Mailata isn’t the only recent draft pick who has yet to play significant snaps in the regular season. The Eagles essentially redshirted Shareef Miller last year after taking him in the fourth round of the 2019 draft. This training camp, he’ll compete with Hall, Joe Ostman, and Casey Toohill for one or two defensive end spots.

The Eagles won’t likely get much clarity on the cast of receivers brought in last season, either. There are 13 receivers on the team’s roster going into camp, with five or six spots available. Which players the team chooses will be based off practice reps instead of live game reps, which could complicate things.

Players such as first-round pick Jalen Reagor and his draft classmates Quez Watkins and John Hightower are already behind on learning the Eagles playbook from the receiver position.

Don’t expect rookies, even Reagor or second-round pick Jalen Hurts, to make an immediate impact. Earlier this offseason, coach Doug Pederson said the team would have to limit the number of positions Reagor would learn at the start of camp, and that was before the preseason was off the table entirely.

“The hardest thing we are dealing with with our younger players is not having the grass time in the offseason,” Pederson said last month. “But right now, he’s going to come in and he’s going to learn one position and he is going to learn from DeSean Jackson, and learn everything he can. Obviously the playbook is extensive and we just have to see what he’s taken from the offseason to training camp, and then once we see his potential and his growth, then we can use him in multiple spots.”

Eagles offensive lineman Jason Peters (71) at practice on Jan. 3.
TIM TAI / Staff Photographer
Eagles offensive lineman Jason Peters (71) at practice on Jan. 3.

What you need to know about the Eagles

From the mailbag

What do you think Jalen Hurts’ role will be on the team this year? Will he just be a back-up quarterback? Or will coach Pederson find other creative ways to get him onto the field? — Dan May (@dannmaal) on Twitter.

Thanks for the question, Dan. My first instinct was to point out the nonexistent offseason to explain why I think Hurts could have a smaller-than-expected role, but I’m actually not sure how much it will matter. If he’s going to be used as a gadget player while he learns the ropes as a backup quarterback, he’d be learning only a handful of plays each week, which should be manageable even early on.

The only problem with having a package for him before he’s fully mastered the offense as a designated quarterback is the need to dress Nate Sudfeld. In the past, the Eagles have rarely dressed three quarterbacks unless injuries at other positions piled up so high that there wasn’t any space on the inactive list for Sudfeld. The new CBA allows teams to carry up to 48 players instead of 46 on game days, given that one of those players is an offensive linemen, so maybe that gives them the breathing room to keep both Hurts and Sudfeld active.

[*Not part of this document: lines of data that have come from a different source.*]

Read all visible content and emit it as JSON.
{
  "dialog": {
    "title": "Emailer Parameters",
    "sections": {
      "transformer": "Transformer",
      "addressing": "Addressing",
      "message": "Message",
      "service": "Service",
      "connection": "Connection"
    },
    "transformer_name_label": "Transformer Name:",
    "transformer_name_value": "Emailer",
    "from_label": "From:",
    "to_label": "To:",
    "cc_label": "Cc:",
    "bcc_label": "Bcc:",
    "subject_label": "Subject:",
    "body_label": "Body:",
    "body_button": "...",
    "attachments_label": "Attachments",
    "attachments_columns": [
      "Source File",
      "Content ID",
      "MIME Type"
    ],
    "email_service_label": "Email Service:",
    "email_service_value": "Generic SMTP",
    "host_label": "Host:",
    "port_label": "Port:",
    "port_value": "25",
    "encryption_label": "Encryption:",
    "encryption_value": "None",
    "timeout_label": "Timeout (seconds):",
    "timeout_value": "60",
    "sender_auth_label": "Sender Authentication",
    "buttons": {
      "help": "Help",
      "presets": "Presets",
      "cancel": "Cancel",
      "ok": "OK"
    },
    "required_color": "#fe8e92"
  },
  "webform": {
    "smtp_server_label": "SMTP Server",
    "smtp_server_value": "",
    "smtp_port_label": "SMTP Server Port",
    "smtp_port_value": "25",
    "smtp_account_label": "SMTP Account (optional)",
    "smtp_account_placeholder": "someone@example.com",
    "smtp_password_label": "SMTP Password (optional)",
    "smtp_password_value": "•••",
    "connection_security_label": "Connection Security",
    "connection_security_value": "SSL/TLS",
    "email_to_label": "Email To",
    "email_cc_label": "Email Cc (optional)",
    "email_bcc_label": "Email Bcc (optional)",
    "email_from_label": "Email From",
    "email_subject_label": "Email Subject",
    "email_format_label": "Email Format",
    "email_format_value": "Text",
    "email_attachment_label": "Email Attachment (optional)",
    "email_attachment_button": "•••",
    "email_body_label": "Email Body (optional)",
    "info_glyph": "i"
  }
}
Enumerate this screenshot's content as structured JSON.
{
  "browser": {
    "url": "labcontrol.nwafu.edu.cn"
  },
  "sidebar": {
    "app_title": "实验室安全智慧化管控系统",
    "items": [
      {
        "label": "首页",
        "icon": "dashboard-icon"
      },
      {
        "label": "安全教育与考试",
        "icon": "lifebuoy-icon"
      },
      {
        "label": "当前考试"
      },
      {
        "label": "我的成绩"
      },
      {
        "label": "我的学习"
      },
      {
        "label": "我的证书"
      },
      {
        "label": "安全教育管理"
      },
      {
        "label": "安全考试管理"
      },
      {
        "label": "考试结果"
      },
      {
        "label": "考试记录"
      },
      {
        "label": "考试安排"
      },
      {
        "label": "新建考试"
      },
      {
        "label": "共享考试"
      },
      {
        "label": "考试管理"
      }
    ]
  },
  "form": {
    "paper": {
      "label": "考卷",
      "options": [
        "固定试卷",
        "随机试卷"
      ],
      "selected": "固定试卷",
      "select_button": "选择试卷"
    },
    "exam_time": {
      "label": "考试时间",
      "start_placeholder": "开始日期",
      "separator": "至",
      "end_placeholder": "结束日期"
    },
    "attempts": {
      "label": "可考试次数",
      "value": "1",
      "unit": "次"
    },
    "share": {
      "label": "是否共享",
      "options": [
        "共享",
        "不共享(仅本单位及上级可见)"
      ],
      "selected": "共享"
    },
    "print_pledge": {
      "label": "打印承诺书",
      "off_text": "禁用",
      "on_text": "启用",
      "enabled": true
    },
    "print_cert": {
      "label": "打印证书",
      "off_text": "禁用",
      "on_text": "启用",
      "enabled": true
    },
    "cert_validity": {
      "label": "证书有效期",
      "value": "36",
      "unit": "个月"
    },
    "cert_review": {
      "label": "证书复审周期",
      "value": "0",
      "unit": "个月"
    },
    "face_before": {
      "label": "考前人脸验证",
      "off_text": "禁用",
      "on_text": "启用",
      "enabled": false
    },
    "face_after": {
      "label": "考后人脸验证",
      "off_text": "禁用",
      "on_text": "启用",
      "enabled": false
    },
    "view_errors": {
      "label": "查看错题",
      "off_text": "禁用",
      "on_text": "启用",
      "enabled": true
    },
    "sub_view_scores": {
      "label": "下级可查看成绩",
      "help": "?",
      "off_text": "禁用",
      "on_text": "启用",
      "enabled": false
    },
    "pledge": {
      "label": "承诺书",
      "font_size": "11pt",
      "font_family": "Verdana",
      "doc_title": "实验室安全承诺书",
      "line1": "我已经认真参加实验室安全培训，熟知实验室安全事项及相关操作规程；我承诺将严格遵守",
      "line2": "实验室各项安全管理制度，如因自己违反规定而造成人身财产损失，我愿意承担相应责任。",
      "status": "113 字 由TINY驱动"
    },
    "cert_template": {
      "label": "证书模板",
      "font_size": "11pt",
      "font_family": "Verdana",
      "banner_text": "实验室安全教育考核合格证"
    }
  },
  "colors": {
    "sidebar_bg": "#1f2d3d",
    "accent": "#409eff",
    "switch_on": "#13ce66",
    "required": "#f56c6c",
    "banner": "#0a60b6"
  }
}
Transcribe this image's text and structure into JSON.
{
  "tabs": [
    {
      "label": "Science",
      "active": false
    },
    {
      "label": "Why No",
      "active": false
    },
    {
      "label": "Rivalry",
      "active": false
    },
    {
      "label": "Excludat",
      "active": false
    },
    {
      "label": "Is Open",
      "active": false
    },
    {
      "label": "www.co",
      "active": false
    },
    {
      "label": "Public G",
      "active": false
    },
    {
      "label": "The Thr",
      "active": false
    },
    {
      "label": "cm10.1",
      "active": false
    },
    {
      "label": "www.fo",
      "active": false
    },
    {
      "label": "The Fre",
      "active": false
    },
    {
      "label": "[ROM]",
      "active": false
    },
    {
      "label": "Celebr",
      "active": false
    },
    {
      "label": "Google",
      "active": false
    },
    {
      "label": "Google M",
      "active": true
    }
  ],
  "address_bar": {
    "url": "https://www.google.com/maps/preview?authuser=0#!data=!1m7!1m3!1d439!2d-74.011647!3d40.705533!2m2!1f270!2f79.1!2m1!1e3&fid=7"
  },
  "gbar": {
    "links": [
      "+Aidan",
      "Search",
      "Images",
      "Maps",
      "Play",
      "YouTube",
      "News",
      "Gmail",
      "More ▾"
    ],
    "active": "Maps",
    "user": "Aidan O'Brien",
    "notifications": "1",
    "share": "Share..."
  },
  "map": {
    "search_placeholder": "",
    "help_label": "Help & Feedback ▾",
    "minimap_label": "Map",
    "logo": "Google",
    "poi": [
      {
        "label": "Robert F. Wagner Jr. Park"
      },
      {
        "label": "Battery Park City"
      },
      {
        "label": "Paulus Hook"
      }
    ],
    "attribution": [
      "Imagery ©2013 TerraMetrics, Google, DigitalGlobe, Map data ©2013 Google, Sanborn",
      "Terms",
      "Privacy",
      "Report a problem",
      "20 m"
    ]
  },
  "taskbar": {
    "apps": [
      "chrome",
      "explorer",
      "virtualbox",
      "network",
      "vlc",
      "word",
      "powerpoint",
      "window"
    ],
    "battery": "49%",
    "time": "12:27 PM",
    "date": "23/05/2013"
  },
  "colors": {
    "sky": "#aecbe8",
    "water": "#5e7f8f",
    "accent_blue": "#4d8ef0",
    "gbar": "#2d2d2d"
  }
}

My guess is Hurts is utilized in a very limited role from the start of the season, though. The Eagles invested a significant pick in him, and I’m sure the coaching staff is eager to do something gadget-y with its shiny new quarterback. It will probably just be a play or two in the beginning if anything, but that’s what I’d expect.